Write out each entry once more so that it matches the original exactly.

§

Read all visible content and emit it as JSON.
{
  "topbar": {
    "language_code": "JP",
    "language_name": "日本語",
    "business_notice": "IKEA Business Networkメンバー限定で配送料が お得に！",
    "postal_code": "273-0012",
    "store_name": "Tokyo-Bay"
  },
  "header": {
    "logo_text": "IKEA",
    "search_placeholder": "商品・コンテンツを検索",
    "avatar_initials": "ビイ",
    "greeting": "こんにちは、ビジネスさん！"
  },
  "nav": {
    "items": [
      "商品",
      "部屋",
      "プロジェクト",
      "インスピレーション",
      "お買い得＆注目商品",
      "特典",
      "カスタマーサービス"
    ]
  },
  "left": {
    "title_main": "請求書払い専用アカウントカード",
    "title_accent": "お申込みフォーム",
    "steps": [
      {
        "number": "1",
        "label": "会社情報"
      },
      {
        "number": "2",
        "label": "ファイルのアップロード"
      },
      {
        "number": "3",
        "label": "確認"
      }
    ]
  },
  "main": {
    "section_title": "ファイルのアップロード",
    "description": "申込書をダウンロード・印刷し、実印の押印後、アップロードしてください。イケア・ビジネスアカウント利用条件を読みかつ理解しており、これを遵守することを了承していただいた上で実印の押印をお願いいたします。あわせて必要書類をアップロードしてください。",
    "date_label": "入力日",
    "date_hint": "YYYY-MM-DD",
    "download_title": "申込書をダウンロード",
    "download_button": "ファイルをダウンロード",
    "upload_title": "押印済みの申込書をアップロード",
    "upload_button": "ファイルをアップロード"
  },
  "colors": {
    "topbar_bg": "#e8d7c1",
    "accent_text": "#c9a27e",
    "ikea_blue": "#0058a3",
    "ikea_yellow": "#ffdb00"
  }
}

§

• [ANSWER SPACE]:
Read all visible content and emit it as JSON.
{
  "topbar": {
    "language_code": "JP",
    "language_name": "日本語",
    "business_notice": "IKEA Business Networkメンバー限定で配送料が お得に！",
    "postal_code": "273-0012",
    "store_name": "Tokyo-Bay"
  },
  "header": {
    "logo_text": "IKEA",
    "search_placeholder": "商品・コンテンツを検索",
    "avatar_initials": "ビイ",
    "greeting": "こんにちは、ビジネスさん！"
  },
  "nav": {
    "items": [
      "商品",
      "部屋",
      "プロジェクト",
      "インスピレーション",
      "お買い得＆注目商品",
      "特典",
      "カスタマーサービス"
    ]
  },
  "left": {
    "title_main": "請求書払い専用アカウントカード",
    "title_accent": "お申込みフォーム",
    "steps": [
      {
        "number": "1",
        "label": "会社情報"
      },
      {
        "number": "2",
        "label": "ファイルのアップロード"
      },
      {
        "number": "3",
        "label": "確認"
      }
    ]
  },
  "main": {
    "section_title": "ファイルのアップロード",
    "description": "申込書をダウンロード・印刷し、実印の押印後、アップロードしてください。イケア・ビジネスアカウント利用条件を読みかつ理解しており、これを遵守することを了承していただいた上で実印の押印をお願いいたします。あわせて必要書類をアップロードしてください。",
    "date_label": "入力日",
    "date_hint": "YYYY-MM-DD",
    "download_title": "申込書をダウンロード",
    "download_button": "ファイルをダウンロード",
    "upload_title": "押印済みの申込書をアップロード",
    "upload_button": "ファイルをアップロード"
  },
  "colors": {
    "topbar_bg": "#e8d7c1",
    "accent_text": "#c9a27e",
    "ikea_blue": "#0058a3",
    "ikea_yellow": "#ffdb00"
  }
}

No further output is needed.